The ongoing workplace difficulties at Uber -- accusations of discrimination against women, rebellion among its employees and drivers against what they feel is a complete lack of appreciation for them -- seem to surprise no one who worked there. Every story I read indicates that these issues (and others) had been issues for a long time at the company. Uber’s workforce had long been frustrated with their leaders and their inability or refusal to have their backs and listen to their concerns. But, when business is good and managing growth is the only objective, who cares if the culture is failing? Things are good now! What’s the point of making bigger, long-term decisions to keep employees motivated and their teams inspired? Those that complain can leave -- and easily be replaced.
This is exactly why Uber is looking for new leaders from the top down: It knows so many of its so-called leaders were not ready for leadership responsibilities and increased levels of accountability required in today’s workplaces. It focused only on managing growth in the marketplace, not making good, thoughtful and smart decisions about the the people who worked there -- as if the two were not connected at all.
What is clear is even in hard-driving cultures like the one Uber created, people still want leaders that can help them grow professionally and that have the influence to advance their careers over time. These leaders know how to organically manage from within the corporate culture, maximize resources, motivate, inspire and -- most importantly -- make good, sound decisions, not bad ones that create chaos.
Are your leaders making the right and good decisions and thus ready for their leadership roles? Are you? Those that are adhere to the following six behavioral patterns:
1. Knowing experience matters only so much
The only thing certain about business today is uncertainty. Marketplaces shift and competitors emerge globally in much less time than ever before. As a result, what succeeded 25 years ago -- or even five years ago -- matters only so much. A track record of prior success doesn’t mean that it will apply within any organization, even the industry you work in. What matters most is mindset: Leaders who are adept at being inclusive in their leadership in the workplace make good decisions by constantly seeing and seizing new opportunities.
2. Refusing to play politics
Leaders that play politics lose their leadership identities, because they are always trying to serve other people’s agendas and motives that don’t align with their beliefs. That leads to bad and inauthentic decision-making. It is possible to serve your company’s and boss’s goals and objectives and not get addicted to corporate politics. Is this always possible? No. But, at the very least, leaders who are transparent about playing politics when necessary maintain trust from the employees who depend upon them.

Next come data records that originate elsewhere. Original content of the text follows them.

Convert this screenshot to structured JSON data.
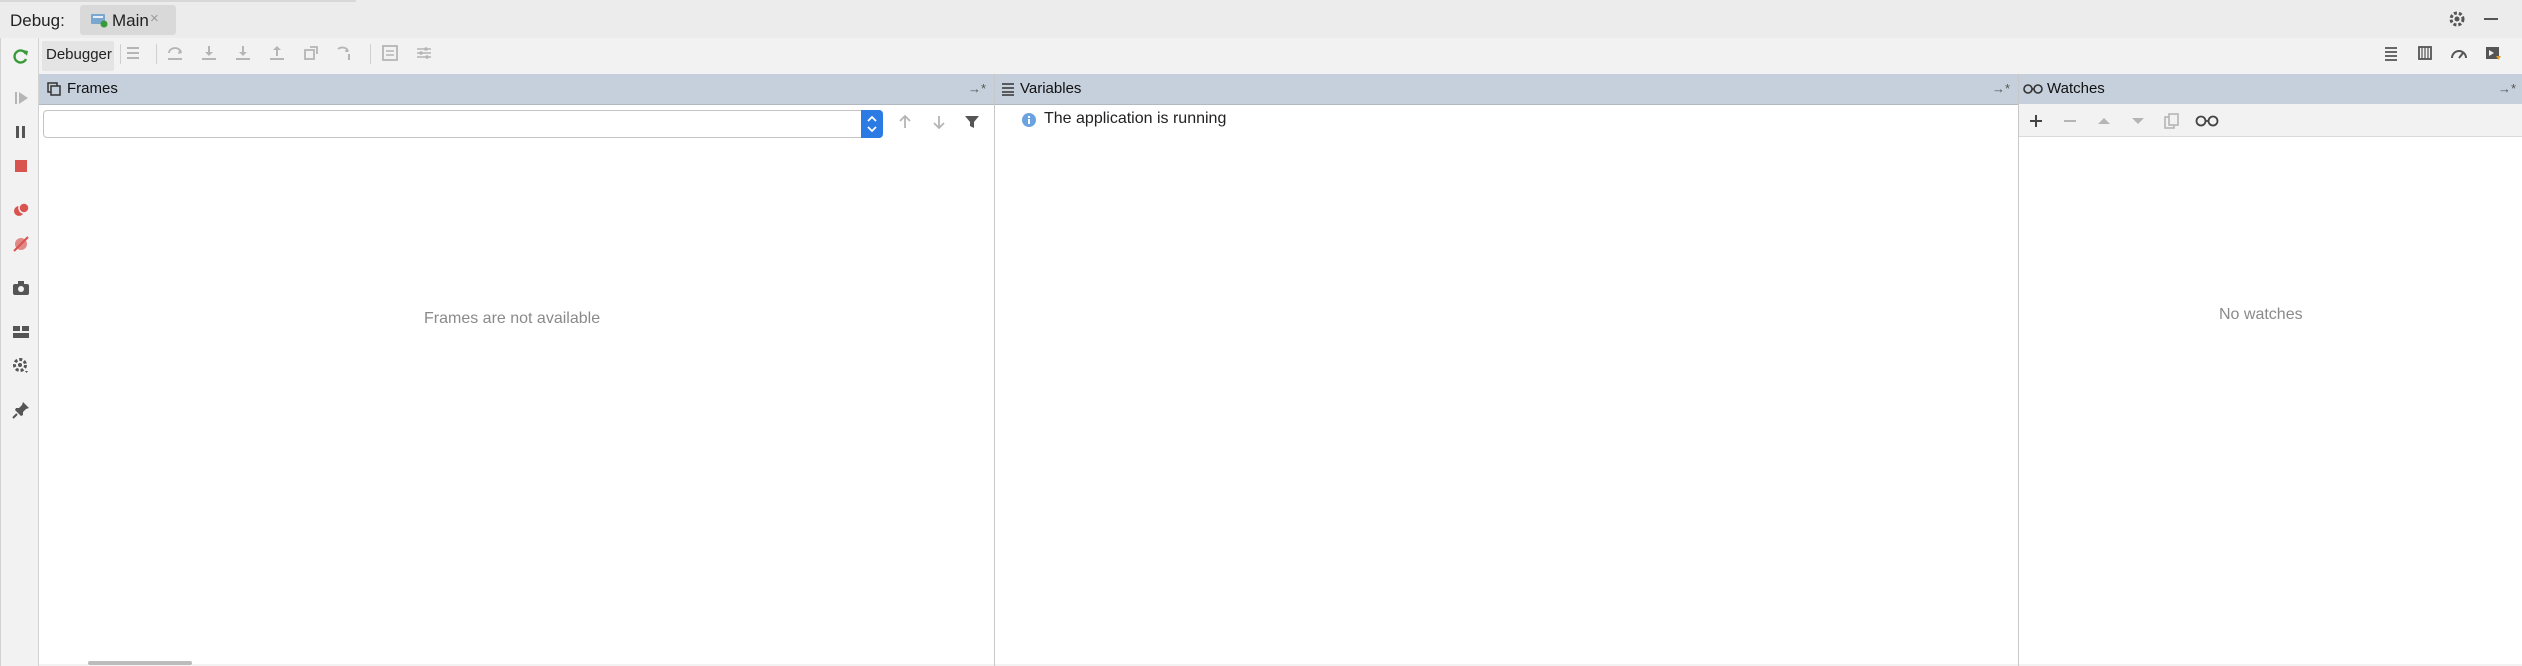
{
  "header": {
    "debug_label": "Debug:",
    "run_config_tab": "Main",
    "close_glyph": "×"
  },
  "toolbar": {
    "debugger_tab_label": "Debugger"
  },
  "frames": {
    "title": "Frames",
    "empty_text": "Frames are not available",
    "thread_select_value": ""
  },
  "variables": {
    "title": "Variables",
    "status_text": "The application is running"
  },
  "watches": {
    "title": "Watches",
    "empty_text": "No watches"
  },
  "colors": {
    "panel_header": "#c6d0dc",
    "select_accent": "#2c7be5",
    "stop_red": "#d9534f",
    "rerun_green": "#3a9a3a",
    "info_blue": "#6aa3e0"
  },
  "icons": {
    "left_toolbar": [
      "rerun-icon",
      "resume-icon",
      "pause-icon",
      "stop-icon",
      "view-breakpoints-icon",
      "mute-breakpoints-icon",
      "camera-icon",
      "layout-icon",
      "settings-icon",
      "pin-icon"
    ],
    "debug_toolbar": [
      "show-execution-point-icon",
      "step-over-icon",
      "step-into-icon",
      "force-step-into-icon",
      "step-out-icon",
      "drop-frame-icon",
      "run-to-cursor-icon",
      "evaluate-expression-icon",
      "trace-icon"
    ],
    "right_toolbar": [
      "list-icon",
      "memory-icon",
      "overhead-icon",
      "restore-layout-icon"
    ],
    "watches_toolbar": [
      "add-icon",
      "remove-icon",
      "move-up-icon",
      "move-down-icon",
      "copy-icon",
      "glasses-icon"
    ]
  }
}
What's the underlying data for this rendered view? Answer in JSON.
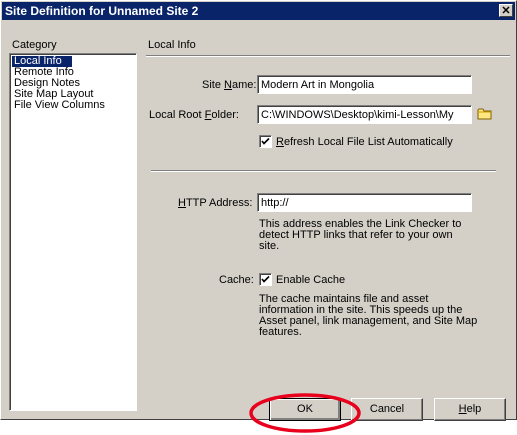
{
  "window": {
    "title": "Site Definition for Unnamed Site 2",
    "close_glyph": "✕"
  },
  "category": {
    "header": "Category",
    "items": [
      "Local Info",
      "Remote Info",
      "Design Notes",
      "Site Map Layout",
      "File View Columns"
    ],
    "selected": "Local Info"
  },
  "panel": {
    "title": "Local Info",
    "site_name": {
      "label_pre": "Site ",
      "label_key": "N",
      "label_post": "ame:",
      "value": "Modern Art in Mongolia"
    },
    "local_root": {
      "label_pre": "Local Root ",
      "label_key": "F",
      "label_post": "older:",
      "value": "C:\\WINDOWS\\Desktop\\kimi-Lesson\\My",
      "icon": "folder-icon"
    },
    "refresh": {
      "label_key": "R",
      "label_post": "efresh Local File List Automatically",
      "checked": true
    },
    "http": {
      "label_key": "H",
      "label_post": "TTP Address:",
      "value": "http://",
      "desc": [
        "This address enables the Link Checker to",
        "detect HTTP links that refer to your own",
        "site."
      ]
    },
    "cache": {
      "label": "Cache:",
      "checkbox_label": "Enable Cache",
      "checked": true,
      "desc": [
        "The cache maintains file and asset",
        "information in the site.  This speeds up the",
        "Asset panel, link management, and Site Map",
        "features."
      ]
    }
  },
  "buttons": {
    "ok": "OK",
    "cancel": "Cancel",
    "help_key": "H",
    "help_post": "elp"
  },
  "annotation": {
    "color": "#e8001c"
  }
}
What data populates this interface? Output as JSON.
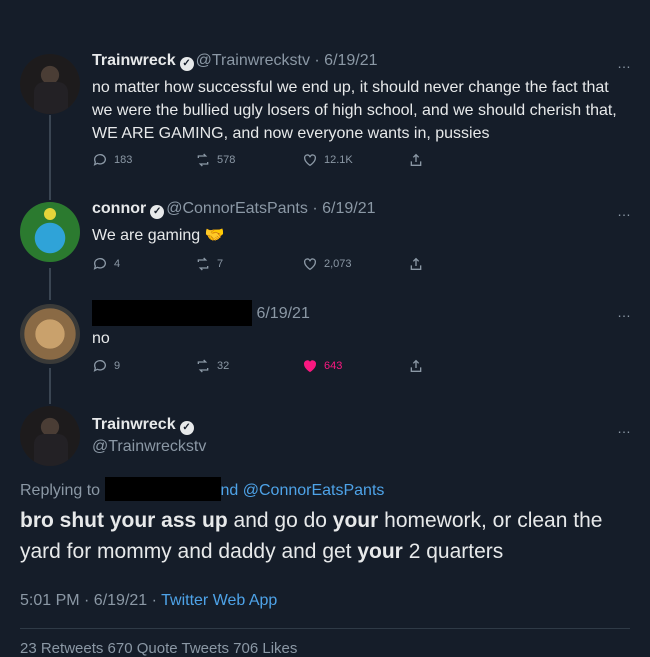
{
  "tweets": [
    {
      "name": "Trainwreck",
      "handle": "@Trainwreckstv",
      "date": "· 6/19/21",
      "text": "no matter how successful we end up, it should never change the fact that we were the bullied ugly losers of high school, and we should cherish that, WE ARE GAMING, and now everyone wants in, pussies",
      "replies": "183",
      "retweets": "578",
      "likes": "12.1K"
    },
    {
      "name": "connor",
      "handle": "@ConnorEatsPants",
      "date": "· 6/19/21",
      "text": "We are gaming 🤝",
      "replies": "4",
      "retweets": "7",
      "likes": "2,073"
    },
    {
      "date": "6/19/21",
      "text": "no",
      "replies": "9",
      "retweets": "32",
      "likes": "643"
    }
  ],
  "main": {
    "name": "Trainwreck",
    "handle": "@Trainwreckstv",
    "replying_prefix": "Replying to",
    "replying_suffix": "nd @ConnorEatsPants",
    "text_parts": [
      "bro shut your ass up",
      " and go do ",
      "your",
      " homework, or clean the yard for mommy and daddy and get ",
      "your",
      " 2 quarters"
    ],
    "time": "5:01 PM · 6/19/21 · ",
    "app": "Twitter Web App",
    "counts_text": "23 Retweets  670 Quote Tweets  706 Likes"
  },
  "more_icon": "…",
  "colors": {
    "background": "#151d29",
    "link": "#4ea3e8",
    "like_active": "#f91880",
    "muted": "#8b98a5"
  }
}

3. Having clarity of purpose
What do you stand for? Do you even know what your core values are? Do they align with what your leaders and company expect from you? Then how can you know you are making the right decisions? Clarity of purpose allows you to make decisions that are true and consistent with the mission at hand and align it you’re your own. Lacking this clarity erodes your ability to make decisions authentically.
4. Knowing how to manage resources
Do you know the resources you have at your disposal -- both the human and intellectual capital and the tools and resources that are available and/or need to be acquired to compete? I’m constantly surprised at how few leaders actually know how deep their talent is and what they need to succeed and thus make bad and uniformed decisions leading to a mismanagement of those resources. People are your playbook for success for not just managing growth but reclaiming it.
5. Being able to see and seize opportunities
Seeing and seizing opportunities are the keys to reclaiming growth and require what I call circular vision or wide-angle thinking that makes leaders proficient at anticipating crisis and managing change before circumstances force their hand. It broadens their observation and allows them to see around, beneath and beyond the obvious detail before them.
6. Trusting themselves
Do you trust yourself enough as a leader to adapt to the cultural demographic shift taking place in America’s workplaces and marketplaces? Do you have the courage and wisdom to embrace diversity of thought? The best leaders do and thus have the trust not only of their people but also trust themselves as they lead through uncertainty, even if they can’t know whether their decisions will lead to success.
Many great leaders begin to lose self-trust as they fail or face uncertainty and thus fail to do the other five things that lead to bad decisions. Don’t fall into this trap!